Lee's youngest son, Captain Robert E. Lee, Jr., writes about Lee's review of A.P. Hill's Third Corps in August, 1863. I enjoyed the story and hope you do to.
During this period of rest, so unusual to the Army of Northern Virginia, several reviews were held before the commanding general. I remember being present when that of the Third Army Corps, General A.P. Hill commanding, took place. Some of us young cavalrymen, then stationed near the Rappahannock, rode over to Orange Court House to see this grant military pageant. From all parts of the army, officers and men, who could get leave came to look on, and from all the surrounding country the people, old and young, ladies and children, came in every pattern of vehicle and on horse back, to see twenty thousand of that "incomparable infantry" of the Army of Northern Virginia pass in review before their great commander.
The General was mounted on Traveller, looking very proud of his master, who had on sash and sword, which he very rarely wore, a pair-of new cavalry gauntlets, and, I think, a new hat. At any rate, he looked unusually fine, and sat his horse like a perfect picture of grace and power. The infantry was drawn up in column by divisions, with their great muskets all glittering in the sun, their battle-flags standing straight out before the breeze, and their bands playing, awaiting the inspection of the General, before they broke into column by companies and marched past him in review.
When all was ready, General Hill and staff rode up to General Lee, and the two generals, with their respective staffs, galloped around front and rear of each of the three divisions standing motionless on the plain. As the cavalcade reached the head of each division, its commanding officer joined in and followed as far as the new division, so that there was a continual infusion of fresh groups into the original one all along the lines.
Traveller started with a long lope, and never changed his stride. His rider sat erect and calm, not noticing anything but the gray lines of men whom he knew so well. The pace was very fast, as there were nine good miles to go, and the escort began to become less and less, dropping out one by one from different causes as Traveller raced along without a check.
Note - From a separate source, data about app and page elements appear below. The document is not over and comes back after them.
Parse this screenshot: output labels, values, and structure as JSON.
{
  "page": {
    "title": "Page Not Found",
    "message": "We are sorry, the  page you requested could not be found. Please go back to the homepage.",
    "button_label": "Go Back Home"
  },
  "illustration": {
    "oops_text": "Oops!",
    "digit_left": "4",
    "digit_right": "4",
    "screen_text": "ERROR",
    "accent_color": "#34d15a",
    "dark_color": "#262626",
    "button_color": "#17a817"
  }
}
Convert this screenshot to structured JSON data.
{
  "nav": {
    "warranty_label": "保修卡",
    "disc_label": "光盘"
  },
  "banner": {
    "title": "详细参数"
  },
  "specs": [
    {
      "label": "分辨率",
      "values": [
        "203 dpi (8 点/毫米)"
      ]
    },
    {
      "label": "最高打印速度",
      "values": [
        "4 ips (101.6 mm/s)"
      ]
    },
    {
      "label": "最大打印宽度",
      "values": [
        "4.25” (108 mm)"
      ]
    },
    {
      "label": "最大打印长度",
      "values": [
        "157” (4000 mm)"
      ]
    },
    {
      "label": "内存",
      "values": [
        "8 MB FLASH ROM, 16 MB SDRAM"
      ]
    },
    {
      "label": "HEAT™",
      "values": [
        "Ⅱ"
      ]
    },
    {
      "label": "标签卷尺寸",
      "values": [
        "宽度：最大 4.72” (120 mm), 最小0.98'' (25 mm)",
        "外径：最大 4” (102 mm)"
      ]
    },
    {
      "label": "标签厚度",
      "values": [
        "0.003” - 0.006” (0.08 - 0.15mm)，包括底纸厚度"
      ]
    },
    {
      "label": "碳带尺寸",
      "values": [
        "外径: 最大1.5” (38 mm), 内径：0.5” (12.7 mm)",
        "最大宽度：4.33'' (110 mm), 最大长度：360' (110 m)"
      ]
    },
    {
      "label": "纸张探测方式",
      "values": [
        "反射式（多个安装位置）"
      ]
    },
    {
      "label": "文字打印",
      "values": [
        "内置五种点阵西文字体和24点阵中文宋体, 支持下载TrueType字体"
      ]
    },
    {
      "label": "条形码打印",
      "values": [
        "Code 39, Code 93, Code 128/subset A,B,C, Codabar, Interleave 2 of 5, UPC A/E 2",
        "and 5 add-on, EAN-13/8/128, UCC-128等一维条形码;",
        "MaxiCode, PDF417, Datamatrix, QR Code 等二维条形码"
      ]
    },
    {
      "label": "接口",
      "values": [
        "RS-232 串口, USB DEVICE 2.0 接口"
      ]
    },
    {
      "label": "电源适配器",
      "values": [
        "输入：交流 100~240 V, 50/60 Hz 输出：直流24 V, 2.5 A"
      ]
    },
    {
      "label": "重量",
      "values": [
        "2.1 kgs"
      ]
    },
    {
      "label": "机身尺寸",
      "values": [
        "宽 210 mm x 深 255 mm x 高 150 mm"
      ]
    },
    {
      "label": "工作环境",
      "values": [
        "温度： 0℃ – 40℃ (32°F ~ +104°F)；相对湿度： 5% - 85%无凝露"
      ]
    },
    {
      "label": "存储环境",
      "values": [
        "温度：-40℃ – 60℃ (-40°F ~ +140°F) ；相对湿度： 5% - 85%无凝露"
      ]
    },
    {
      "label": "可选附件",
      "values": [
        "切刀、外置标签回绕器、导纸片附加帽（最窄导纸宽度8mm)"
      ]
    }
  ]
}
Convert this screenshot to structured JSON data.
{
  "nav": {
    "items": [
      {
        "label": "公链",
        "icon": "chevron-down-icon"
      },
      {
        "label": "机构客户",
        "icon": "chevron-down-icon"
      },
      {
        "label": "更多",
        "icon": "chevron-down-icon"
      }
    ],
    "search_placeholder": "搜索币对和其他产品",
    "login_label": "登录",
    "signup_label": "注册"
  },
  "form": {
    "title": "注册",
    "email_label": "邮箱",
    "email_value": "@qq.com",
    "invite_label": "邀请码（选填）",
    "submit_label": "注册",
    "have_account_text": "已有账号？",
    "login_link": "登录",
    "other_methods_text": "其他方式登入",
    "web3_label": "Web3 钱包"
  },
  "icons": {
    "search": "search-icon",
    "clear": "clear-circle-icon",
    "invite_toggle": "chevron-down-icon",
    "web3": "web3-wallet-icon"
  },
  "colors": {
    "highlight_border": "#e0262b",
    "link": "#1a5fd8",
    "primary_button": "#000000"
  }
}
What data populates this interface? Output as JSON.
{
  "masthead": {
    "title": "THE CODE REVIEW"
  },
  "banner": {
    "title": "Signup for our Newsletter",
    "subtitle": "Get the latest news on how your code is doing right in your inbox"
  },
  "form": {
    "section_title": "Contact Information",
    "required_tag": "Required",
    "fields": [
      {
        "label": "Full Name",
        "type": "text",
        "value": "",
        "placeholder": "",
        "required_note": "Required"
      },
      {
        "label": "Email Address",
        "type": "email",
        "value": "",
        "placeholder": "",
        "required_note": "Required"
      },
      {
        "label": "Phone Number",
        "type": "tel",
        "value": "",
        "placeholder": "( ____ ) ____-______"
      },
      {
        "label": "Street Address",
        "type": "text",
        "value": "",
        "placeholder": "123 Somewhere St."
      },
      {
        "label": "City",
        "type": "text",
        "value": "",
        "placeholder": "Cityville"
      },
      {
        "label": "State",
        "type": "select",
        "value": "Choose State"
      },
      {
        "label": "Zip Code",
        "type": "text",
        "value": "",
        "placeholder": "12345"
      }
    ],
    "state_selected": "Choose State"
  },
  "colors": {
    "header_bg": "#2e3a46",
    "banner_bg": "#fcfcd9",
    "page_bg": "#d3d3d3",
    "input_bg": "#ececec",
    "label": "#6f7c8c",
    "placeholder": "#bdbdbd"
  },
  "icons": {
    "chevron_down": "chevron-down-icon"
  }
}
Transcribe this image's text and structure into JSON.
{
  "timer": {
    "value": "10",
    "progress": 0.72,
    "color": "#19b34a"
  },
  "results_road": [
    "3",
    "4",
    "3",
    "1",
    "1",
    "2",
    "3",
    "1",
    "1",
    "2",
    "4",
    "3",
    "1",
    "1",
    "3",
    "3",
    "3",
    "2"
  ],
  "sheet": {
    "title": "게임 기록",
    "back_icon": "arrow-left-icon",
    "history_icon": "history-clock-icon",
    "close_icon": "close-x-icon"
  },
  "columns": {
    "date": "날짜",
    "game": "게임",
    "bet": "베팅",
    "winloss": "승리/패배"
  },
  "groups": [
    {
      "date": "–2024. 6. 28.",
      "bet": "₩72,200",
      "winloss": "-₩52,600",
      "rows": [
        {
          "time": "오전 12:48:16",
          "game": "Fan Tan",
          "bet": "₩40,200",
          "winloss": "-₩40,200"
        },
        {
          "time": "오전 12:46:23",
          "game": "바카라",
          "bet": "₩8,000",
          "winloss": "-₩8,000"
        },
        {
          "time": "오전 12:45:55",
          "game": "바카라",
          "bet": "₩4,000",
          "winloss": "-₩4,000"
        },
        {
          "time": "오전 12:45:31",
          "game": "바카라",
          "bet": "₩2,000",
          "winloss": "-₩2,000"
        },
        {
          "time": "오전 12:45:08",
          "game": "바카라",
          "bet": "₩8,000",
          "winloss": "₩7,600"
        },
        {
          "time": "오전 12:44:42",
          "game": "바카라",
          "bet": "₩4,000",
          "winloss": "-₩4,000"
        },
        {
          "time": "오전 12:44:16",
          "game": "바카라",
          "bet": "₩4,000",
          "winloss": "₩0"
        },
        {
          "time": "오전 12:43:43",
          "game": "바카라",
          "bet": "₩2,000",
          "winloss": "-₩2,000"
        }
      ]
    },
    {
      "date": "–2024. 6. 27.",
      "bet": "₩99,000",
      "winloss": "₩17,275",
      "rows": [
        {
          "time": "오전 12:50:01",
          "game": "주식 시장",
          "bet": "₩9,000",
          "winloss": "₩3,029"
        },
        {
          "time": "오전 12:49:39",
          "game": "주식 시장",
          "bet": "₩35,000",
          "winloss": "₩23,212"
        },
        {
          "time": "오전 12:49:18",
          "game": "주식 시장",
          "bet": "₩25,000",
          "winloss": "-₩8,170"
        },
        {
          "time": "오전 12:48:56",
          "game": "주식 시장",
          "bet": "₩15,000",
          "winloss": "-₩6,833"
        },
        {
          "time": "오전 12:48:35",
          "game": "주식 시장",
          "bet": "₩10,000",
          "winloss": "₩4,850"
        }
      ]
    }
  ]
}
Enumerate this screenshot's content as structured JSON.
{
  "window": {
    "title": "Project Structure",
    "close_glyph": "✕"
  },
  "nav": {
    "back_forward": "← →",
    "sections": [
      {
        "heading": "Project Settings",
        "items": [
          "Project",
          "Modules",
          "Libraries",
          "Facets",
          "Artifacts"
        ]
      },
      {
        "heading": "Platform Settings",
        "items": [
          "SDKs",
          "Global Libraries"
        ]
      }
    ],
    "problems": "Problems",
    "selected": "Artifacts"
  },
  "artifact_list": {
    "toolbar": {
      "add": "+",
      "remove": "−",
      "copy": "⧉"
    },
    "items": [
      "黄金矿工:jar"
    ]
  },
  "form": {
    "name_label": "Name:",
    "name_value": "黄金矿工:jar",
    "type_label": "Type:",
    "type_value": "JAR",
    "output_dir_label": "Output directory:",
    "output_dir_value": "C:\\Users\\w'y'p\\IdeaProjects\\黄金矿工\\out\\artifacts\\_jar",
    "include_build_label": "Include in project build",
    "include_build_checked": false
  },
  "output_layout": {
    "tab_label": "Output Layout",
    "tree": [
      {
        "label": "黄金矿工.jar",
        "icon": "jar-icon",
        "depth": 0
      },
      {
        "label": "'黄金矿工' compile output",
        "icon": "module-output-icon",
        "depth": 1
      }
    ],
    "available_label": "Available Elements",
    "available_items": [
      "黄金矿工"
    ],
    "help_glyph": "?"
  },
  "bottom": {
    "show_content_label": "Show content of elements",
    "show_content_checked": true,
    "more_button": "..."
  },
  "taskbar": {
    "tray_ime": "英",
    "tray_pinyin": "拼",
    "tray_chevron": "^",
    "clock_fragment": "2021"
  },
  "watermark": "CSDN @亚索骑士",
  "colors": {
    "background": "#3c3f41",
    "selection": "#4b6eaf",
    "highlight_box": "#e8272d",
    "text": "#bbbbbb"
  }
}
When the General drew up, after this nine-mile gallop, under the standard at the reviewing stand, flushed with the exercise as well as with pride in his brave men, he raised his hat and saluted. Then arose a shout of applause and admiration from the entire assemblage, the memory of which to this day moistens the eye of every old soldier.